Anna* is 23, a healthy, vivacious, intelligent and confident law student.
She has been told by her GP that she is probably infertile.
This is no longer unusual.
Our girls have benefited from some sex education at school, perhaps some at home and much of it from pornography either from direct consumption or vicariously through their sexual partners.
The harsh reality is that when girls have multiple sexual partners, they are more psychologically vulnerable than boys. Girls are educated to understand the risk of pregnancy, however are often not fully informed of the consequences to their health of birth control options and abortion. Girls are educated to believe sexually transmitted infections are treatable but the possible implication of these infections on their future fertility is not explored. Girls need to learn to dissociate sexual compliance from popularity.
Boys equally need to be educated to make informed choices about engaging in sexual activities in order to protect themselves and their partners from infections and unwanted pregnancies.

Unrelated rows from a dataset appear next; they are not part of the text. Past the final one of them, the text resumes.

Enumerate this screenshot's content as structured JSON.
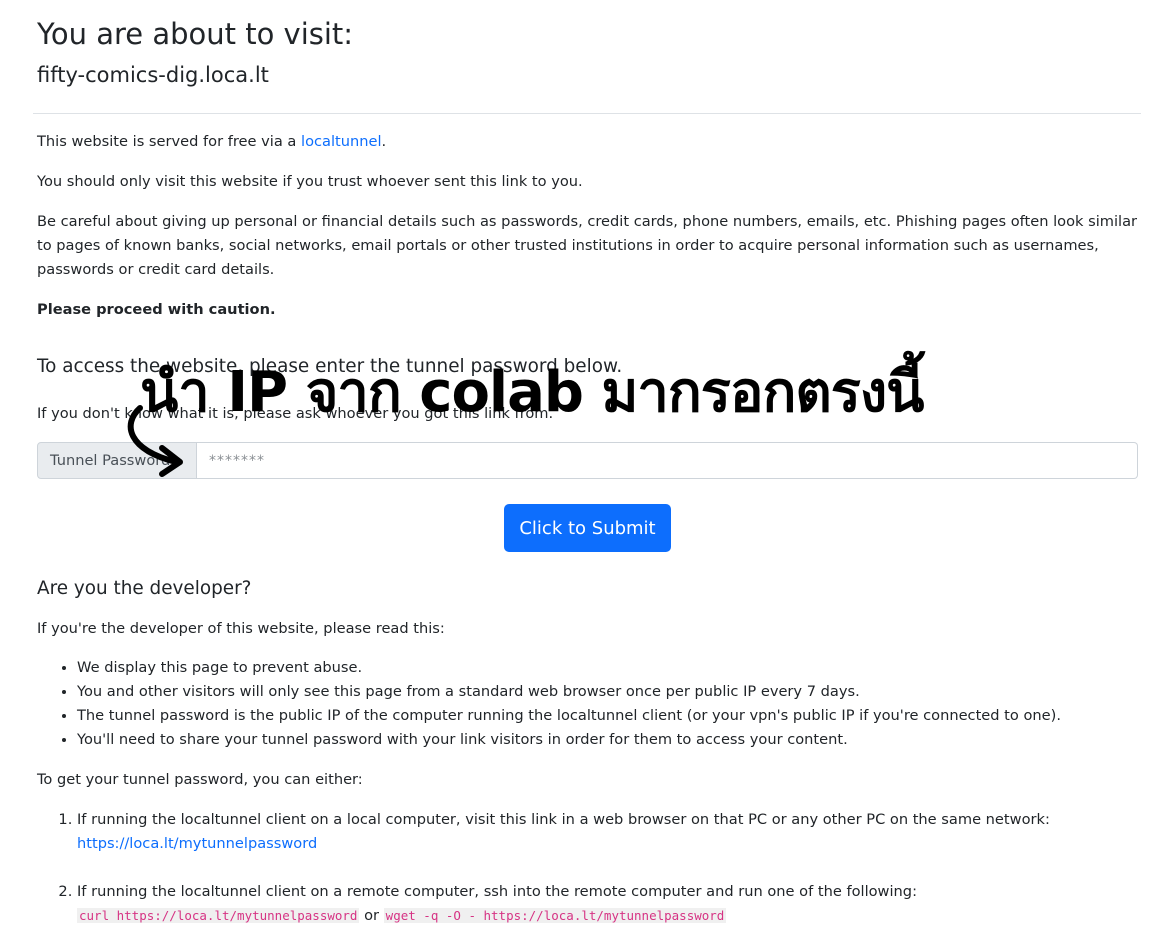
{
  "header": {
    "title": "You are about to visit:",
    "host": "fifty-comics-dig.loca.lt"
  },
  "intro": {
    "served_prefix": "This website is served for free via a ",
    "served_link": "localtunnel",
    "served_suffix": ".",
    "trust": "You should only visit this website if you trust whoever sent this link to you.",
    "careful": "Be careful about giving up personal or financial details such as passwords, credit cards, phone numbers, emails, etc. Phishing pages often look similar to pages of known banks, social networks, email portals or other trusted institutions in order to acquire personal information such as usernames, passwords or credit card details.",
    "caution": "Please proceed with caution."
  },
  "access": {
    "heading": "To access the website, please enter the tunnel password below.",
    "hint": "If you don't know what it is, please ask whoever you got this link from.",
    "addon_label": "Tunnel Password:",
    "placeholder": "*******",
    "submit_label": "Click to Submit"
  },
  "developer": {
    "heading": "Are you the developer?",
    "intro": "If you're the developer of this website, please read this:",
    "bullets": [
      "We display this page to prevent abuse.",
      "You and other visitors will only see this page from a standard web browser once per public IP every 7 days.",
      "The tunnel password is the public IP of the computer running the localtunnel client (or your vpn's public IP if you're connected to one).",
      "You'll need to share your tunnel password with your link visitors in order for them to access your content."
    ],
    "get_password": "To get your tunnel password, you can either:",
    "step1_text": "If running the localtunnel client on a local computer, visit this link in a web browser on that PC or any other PC on the same network:",
    "step1_link": "https://loca.lt/mytunnelpassword",
    "step2_text": "If running the localtunnel client on a remote computer, ssh into the remote computer and run one of the following:",
    "step2_cmd1": "curl https://loca.lt/mytunnelpassword",
    "step2_or": " or ",
    "step2_cmd2": "wget -q -O - https://loca.lt/mytunnelpassword"
  },
  "annotation": {
    "text": "นำ IP จาก colab มากรอกตรงนี้",
    "arrow_icon": "curved-arrow-icon"
  }
}
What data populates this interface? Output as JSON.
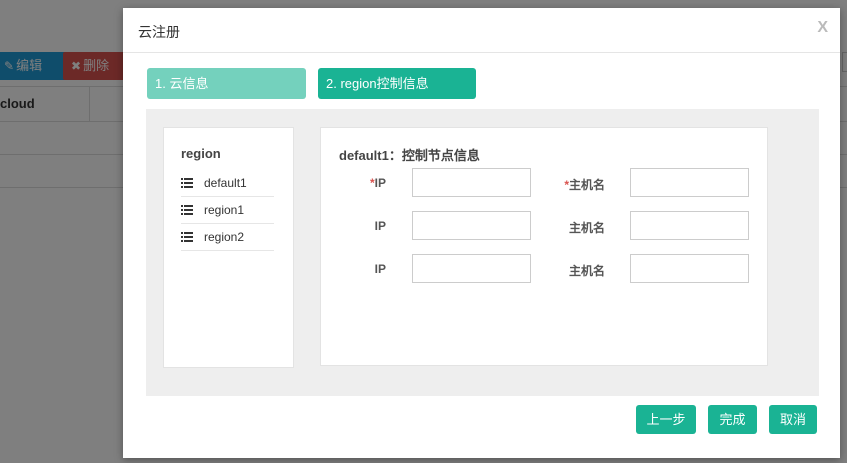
{
  "background": {
    "toolbar": {
      "edit_label": "编辑",
      "delete_label": "删除"
    },
    "table": {
      "column_header": "cloud"
    }
  },
  "modal": {
    "title": "云注册",
    "close_label": "X",
    "steps": [
      {
        "label": "1. 云信息"
      },
      {
        "label": "2. region控制信息"
      }
    ],
    "region_panel": {
      "title": "region",
      "items": [
        {
          "label": "default1"
        },
        {
          "label": "region1"
        },
        {
          "label": "region2"
        }
      ]
    },
    "form": {
      "title": "default1：控制节点信息",
      "required_mark": "*",
      "rows": [
        {
          "ip_label": "IP",
          "host_label": "主机名",
          "ip_value": "",
          "host_value": ""
        },
        {
          "ip_label": "IP",
          "host_label": "主机名",
          "ip_value": "",
          "host_value": ""
        },
        {
          "ip_label": "IP",
          "host_label": "主机名",
          "ip_value": "",
          "host_value": ""
        }
      ]
    },
    "buttons": {
      "prev": "上一步",
      "done": "完成",
      "cancel": "取消"
    }
  },
  "colors": {
    "accent": "#1ab394",
    "accent_light": "#74d1bd",
    "edit_button": "#1f9ad6",
    "delete_button": "#d9534f",
    "required": "#d9534f"
  }
}
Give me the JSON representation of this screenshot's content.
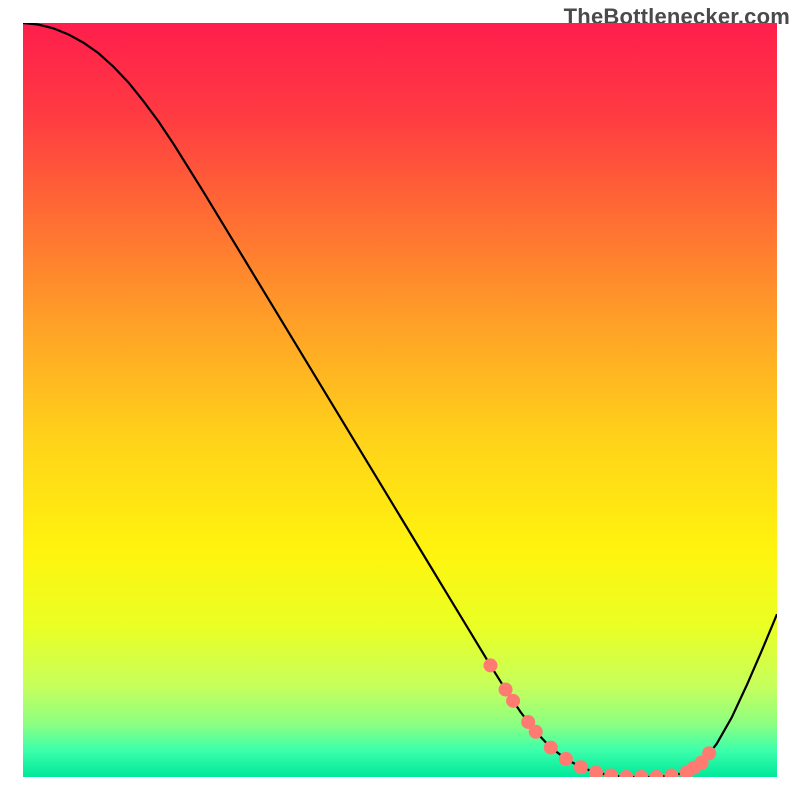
{
  "attribution": "TheBottlenecker.com",
  "chart_data": {
    "type": "line",
    "title": "",
    "xlabel": "",
    "ylabel": "",
    "xlim": [
      0,
      100
    ],
    "ylim": [
      0,
      100
    ],
    "x": [
      0,
      2,
      4,
      6,
      8,
      10,
      12,
      14,
      16,
      18,
      20,
      22,
      24,
      26,
      28,
      30,
      32,
      34,
      36,
      38,
      40,
      42,
      44,
      46,
      48,
      50,
      52,
      54,
      56,
      58,
      60,
      62,
      64,
      66,
      68,
      70,
      72,
      74,
      76,
      78,
      80,
      82,
      84,
      86,
      88,
      90,
      92,
      94,
      96,
      98,
      100
    ],
    "values": [
      100.0,
      99.8,
      99.3,
      98.5,
      97.4,
      96.0,
      94.2,
      92.1,
      89.6,
      86.9,
      83.9,
      80.7,
      77.5,
      74.2,
      70.9,
      67.6,
      64.3,
      61.0,
      57.7,
      54.4,
      51.1,
      47.8,
      44.5,
      41.2,
      37.9,
      34.6,
      31.3,
      28.0,
      24.7,
      21.4,
      18.1,
      14.8,
      11.6,
      8.6,
      6.0,
      3.9,
      2.4,
      1.3,
      0.6,
      0.2,
      0.0,
      0.0,
      0.0,
      0.2,
      0.6,
      1.9,
      4.4,
      7.9,
      12.2,
      16.8,
      21.6
    ],
    "marker_points_x": [
      62,
      64,
      65,
      67,
      68,
      70,
      72,
      74,
      76,
      78,
      80,
      82,
      84,
      86,
      88,
      89,
      90,
      91
    ],
    "gradient_stops": [
      {
        "offset": 0.0,
        "color": "#ff1e4c"
      },
      {
        "offset": 0.12,
        "color": "#ff3a43"
      },
      {
        "offset": 0.25,
        "color": "#ff6a34"
      },
      {
        "offset": 0.4,
        "color": "#ffa127"
      },
      {
        "offset": 0.55,
        "color": "#ffd21a"
      },
      {
        "offset": 0.7,
        "color": "#fff40e"
      },
      {
        "offset": 0.8,
        "color": "#eaff24"
      },
      {
        "offset": 0.88,
        "color": "#c6ff5c"
      },
      {
        "offset": 0.93,
        "color": "#8cff82"
      },
      {
        "offset": 0.965,
        "color": "#3bffab"
      },
      {
        "offset": 1.0,
        "color": "#00e89a"
      }
    ],
    "line_color": "#000000",
    "marker_color": "#ff7b72",
    "background": "#ffffff"
  }
}
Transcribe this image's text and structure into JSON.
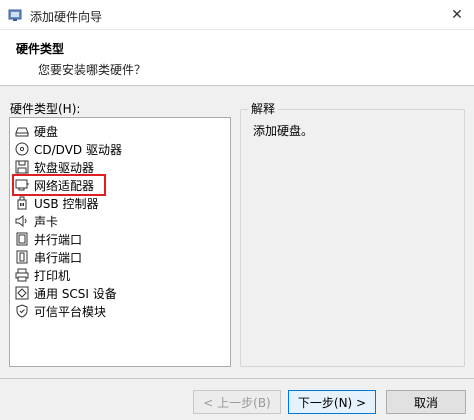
{
  "window": {
    "title": "添加硬件向导",
    "close_glyph": "✕"
  },
  "header": {
    "title": "硬件类型",
    "subtitle": "您要安装哪类硬件？"
  },
  "list": {
    "label": "硬件类型(H):",
    "selected_index": 3,
    "items": [
      {
        "label": "硬盘",
        "icon": "hard-disk-icon"
      },
      {
        "label": "CD/DVD 驱动器",
        "icon": "cd-dvd-icon"
      },
      {
        "label": "软盘驱动器",
        "icon": "floppy-icon"
      },
      {
        "label": "网络适配器",
        "icon": "network-adapter-icon"
      },
      {
        "label": "USB 控制器",
        "icon": "usb-icon"
      },
      {
        "label": "声卡",
        "icon": "sound-card-icon"
      },
      {
        "label": "并行端口",
        "icon": "parallel-port-icon"
      },
      {
        "label": "串行端口",
        "icon": "serial-port-icon"
      },
      {
        "label": "打印机",
        "icon": "printer-icon"
      },
      {
        "label": "通用 SCSI 设备",
        "icon": "scsi-icon"
      },
      {
        "label": "可信平台模块",
        "icon": "tpm-icon"
      }
    ]
  },
  "explanation": {
    "title": "解释",
    "text": "添加硬盘。"
  },
  "buttons": {
    "back": "< 上一步(B)",
    "next": "下一步(N) >",
    "cancel": "取消"
  },
  "colors": {
    "selection_outline": "#e02020",
    "primary_border": "#0078d7"
  }
}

Whatever their sexual orientation, boys need to base their actions on values and ethics that respect their sexual partners. Boys need to protect themselves and their partners from adverse fertility outcomes, while understanding that their sexual choices do impact on their own fertility too.
The future of sex education may be teaching in different components. A first component could incorporate the current research about anatomy (yes that means including the clitoris) and reproductive biology from puberty to menopause – not as pathology but as facts. Another component could be education surrounding hygiene and self-care.